**What needs to be done**
Images are to be dropped; everything else in the entries below must be copied exactly.

**Data for this task**
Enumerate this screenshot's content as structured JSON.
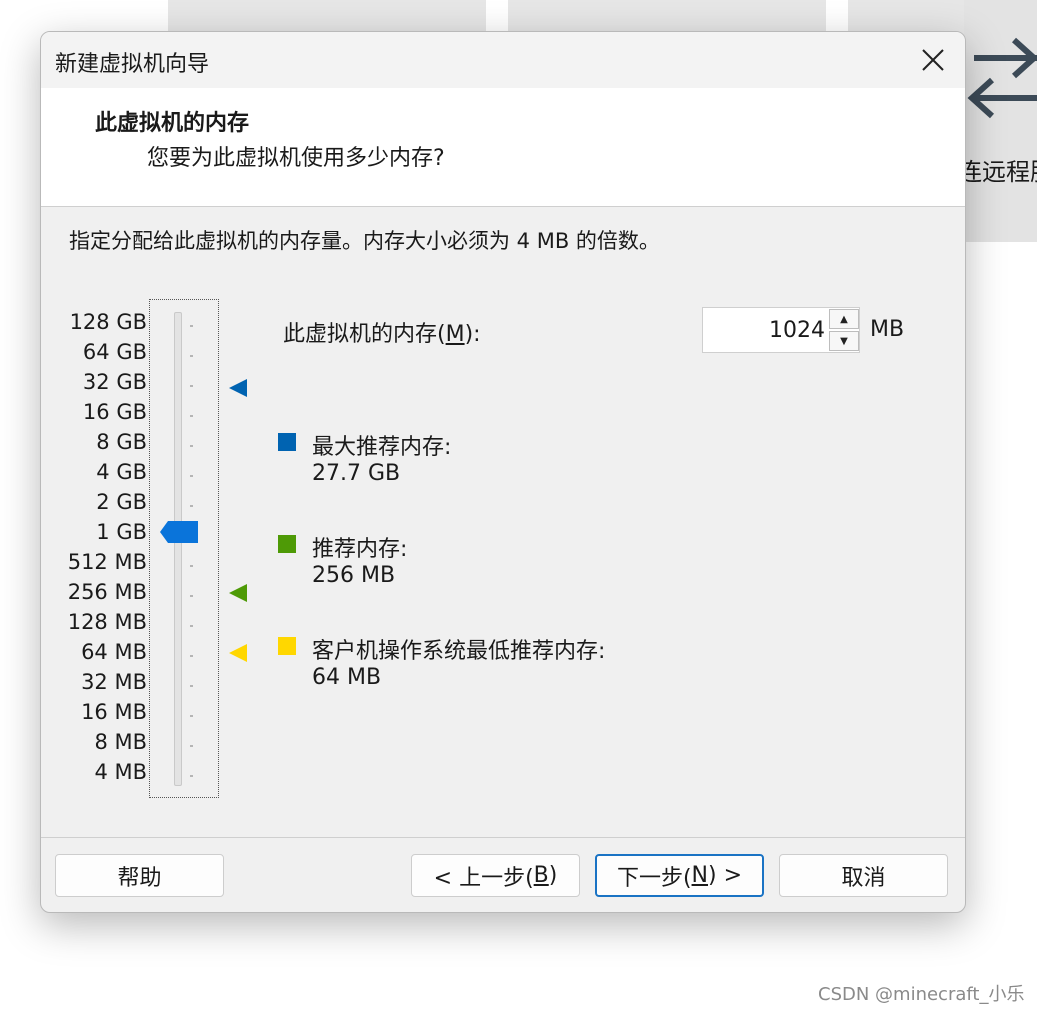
{
  "background_app": {
    "partial_text": "连远程服"
  },
  "dialog": {
    "title": "新建虚拟机向导",
    "header": {
      "title": "此虚拟机的内存",
      "subtitle": "您要为此虚拟机使用多少内存?"
    },
    "description": "指定分配给此虚拟机的内存量。内存大小必须为 4 MB 的倍数。",
    "slider": {
      "tick_labels": [
        "128 GB",
        "64 GB",
        "32 GB",
        "16 GB",
        "8 GB",
        "4 GB",
        "2 GB",
        "1 GB",
        "512 MB",
        "256 MB",
        "128 MB",
        "64 MB",
        "32 MB",
        "16 MB",
        "8 MB",
        "4 MB"
      ],
      "current_value": "1 GB"
    },
    "memory": {
      "label_prefix": "此虚拟机的内存(",
      "label_mnemonic": "M",
      "label_suffix": "):",
      "value": "1024",
      "unit": "MB"
    },
    "legend": [
      {
        "label": "最大推荐内存:",
        "value": "27.7 GB",
        "color": "#0063b1"
      },
      {
        "label": "推荐内存:",
        "value": "256 MB",
        "color": "#4e9a06"
      },
      {
        "label": "客户机操作系统最低推荐内存:",
        "value": "64 MB",
        "color": "#ffd700"
      }
    ],
    "buttons": {
      "help": "帮助",
      "back_prefix": "< 上一步(",
      "back_mnemonic": "B",
      "back_suffix": ")",
      "next_prefix": "下一步(",
      "next_mnemonic": "N",
      "next_suffix": ") >",
      "cancel": "取消"
    }
  },
  "watermark": "CSDN @minecraft_小乐",
  "colors": {
    "thumb": "#0a74da",
    "primary_border": "#1a73c4"
  }
}
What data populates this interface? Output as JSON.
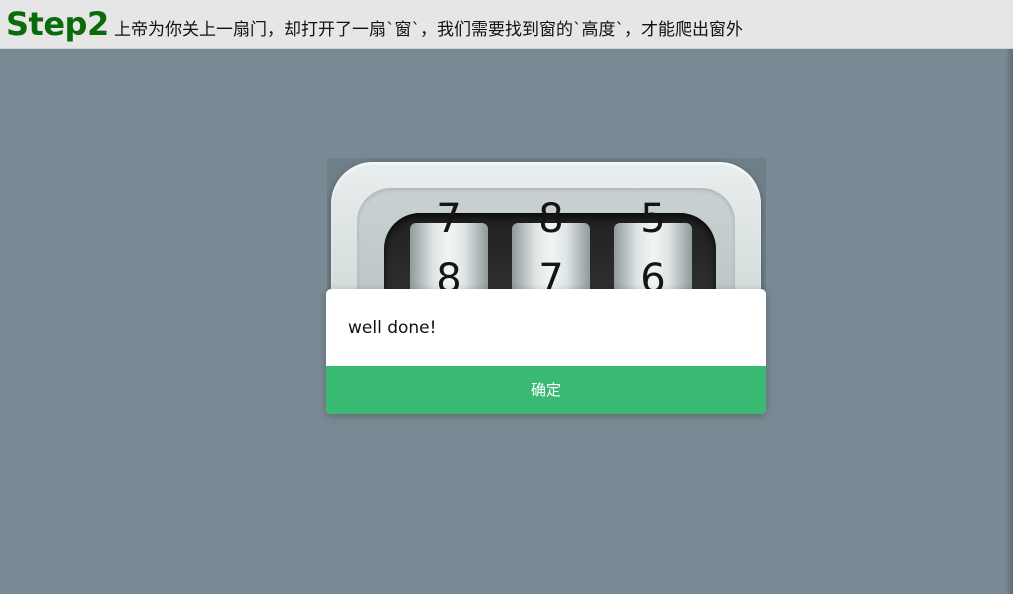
{
  "header": {
    "step_title": "Step2",
    "description": "上帝为你关上一扇门，却打开了一扇`窗`，我们需要找到窗的`高度`，才能爬出窗外"
  },
  "lock": {
    "wheels": [
      {
        "prev": "7",
        "current": "8"
      },
      {
        "prev": "8",
        "current": "7"
      },
      {
        "prev": "5",
        "current": "6"
      }
    ]
  },
  "dialog": {
    "message": "well done!",
    "confirm_label": "确定"
  },
  "colors": {
    "header_bg": "#e6e6e6",
    "title": "#0b6b0b",
    "stage_bg": "#7a8a94",
    "confirm_bg": "#3ab973"
  }
}
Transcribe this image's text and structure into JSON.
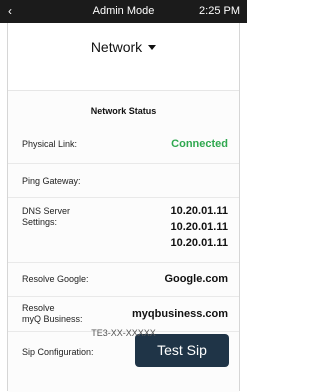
{
  "topbar": {
    "back_icon": "‹",
    "title": "Admin Mode",
    "time": "2:25 PM"
  },
  "menu": {
    "label": "Network"
  },
  "panel": {
    "title": "Network Status",
    "physical_link": {
      "label": "Physical Link:",
      "value": "Connected",
      "value_color": "#2fa84f"
    },
    "ping_gateway": {
      "label": "Ping Gateway:"
    },
    "dns": {
      "label_line1": "DNS Server",
      "label_line2": "Settings:",
      "values": [
        "10.20.01.11",
        "10.20.01.11",
        "10.20.01.11"
      ]
    },
    "resolve_google": {
      "label": "Resolve Google:",
      "value": "Google.com"
    },
    "resolve_myq": {
      "label_line1": "Resolve",
      "label_line2": "myQ Business:",
      "value": "myqbusiness.com"
    },
    "sip": {
      "label": "Sip Configuration:",
      "button": "Test Sip"
    }
  },
  "footer": {
    "device_id": "TE3-XX-XXXXX"
  }
}
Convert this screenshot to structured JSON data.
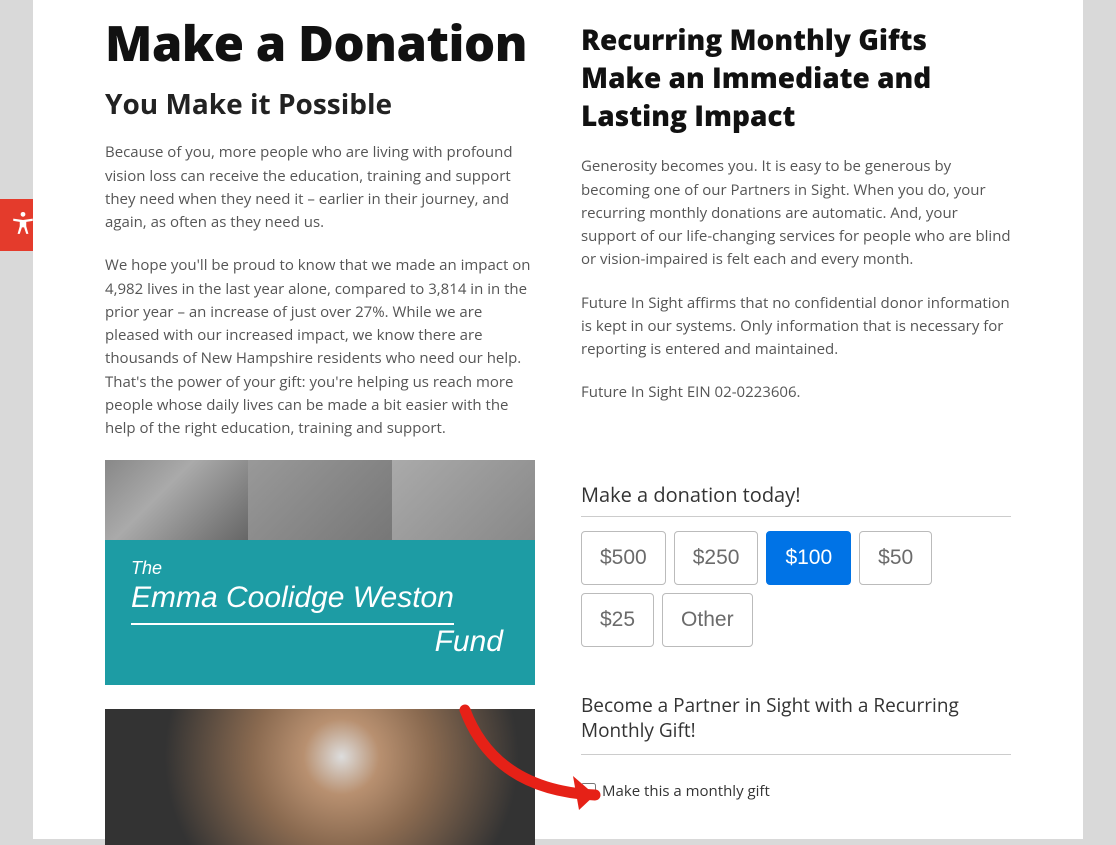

**Response**
Enumerate this screenshot's content as structured JSON.
{
  "background_app": {
    "partial_text": "连远程服"
  },
  "dialog": {
    "title": "新建虚拟机向导",
    "header": {
      "title": "此虚拟机的内存",
      "subtitle": "您要为此虚拟机使用多少内存?"
    },
    "description": "指定分配给此虚拟机的内存量。内存大小必须为 4 MB 的倍数。",
    "slider": {
      "tick_labels": [
        "128 GB",
        "64 GB",
        "32 GB",
        "16 GB",
        "8 GB",
        "4 GB",
        "2 GB",
        "1 GB",
        "512 MB",
        "256 MB",
        "128 MB",
        "64 MB",
        "32 MB",
        "16 MB",
        "8 MB",
        "4 MB"
      ],
      "current_value": "1 GB"
    },
    "memory": {
      "label_prefix": "此虚拟机的内存(",
      "label_mnemonic": "M",
      "label_suffix": "):",
      "value": "1024",
      "unit": "MB"
    },
    "legend": [
      {
        "label": "最大推荐内存:",
        "value": "27.7 GB",
        "color": "#0063b1"
      },
      {
        "label": "推荐内存:",
        "value": "256 MB",
        "color": "#4e9a06"
      },
      {
        "label": "客户机操作系统最低推荐内存:",
        "value": "64 MB",
        "color": "#ffd700"
      }
    ],
    "buttons": {
      "help": "帮助",
      "back_prefix": "< 上一步(",
      "back_mnemonic": "B",
      "back_suffix": ")",
      "next_prefix": "下一步(",
      "next_mnemonic": "N",
      "next_suffix": ") >",
      "cancel": "取消"
    }
  },
  "watermark": "CSDN @minecraft_小乐",
  "colors": {
    "thumb": "#0a74da",
    "primary_border": "#1a73c4"
  }
}
What data populates this interface? Output as JSON.
{
  "header": {
    "step_title": "Step2",
    "description": "上帝为你关上一扇门，却打开了一扇`窗`，我们需要找到窗的`高度`，才能爬出窗外"
  },
  "lock": {
    "wheels": [
      {
        "prev": "7",
        "current": "8"
      },
      {
        "prev": "8",
        "current": "7"
      },
      {
        "prev": "5",
        "current": "6"
      }
    ]
  },
  "dialog": {
    "message": "well done!",
    "confirm_label": "确定"
  },
  "colors": {
    "header_bg": "#e6e6e6",
    "title": "#0b6b0b",
    "stage_bg": "#7a8a94",
    "confirm_bg": "#3ab973"
  }
}
Transcribe this image's text and structure into JSON.
{
  "topbar": {
    "back_icon": "‹",
    "title": "Admin Mode",
    "time": "2:25 PM"
  },
  "menu": {
    "label": "Network"
  },
  "panel": {
    "title": "Network Status",
    "physical_link": {
      "label": "Physical Link:",
      "value": "Connected",
      "value_color": "#2fa84f"
    },
    "ping_gateway": {
      "label": "Ping Gateway:"
    },
    "dns": {
      "label_line1": "DNS Server",
      "label_line2": "Settings:",
      "values": [
        "10.20.01.11",
        "10.20.01.11",
        "10.20.01.11"
      ]
    },
    "resolve_google": {
      "label": "Resolve Google:",
      "value": "Google.com"
    },
    "resolve_myq": {
      "label_line1": "Resolve",
      "label_line2": "myQ Business:",
      "value": "myqbusiness.com"
    },
    "sip": {
      "label": "Sip Configuration:",
      "button": "Test Sip"
    }
  },
  "footer": {
    "device_id": "TE3-XX-XXXXX"
  }
}
Convert this screenshot to structured JSON data.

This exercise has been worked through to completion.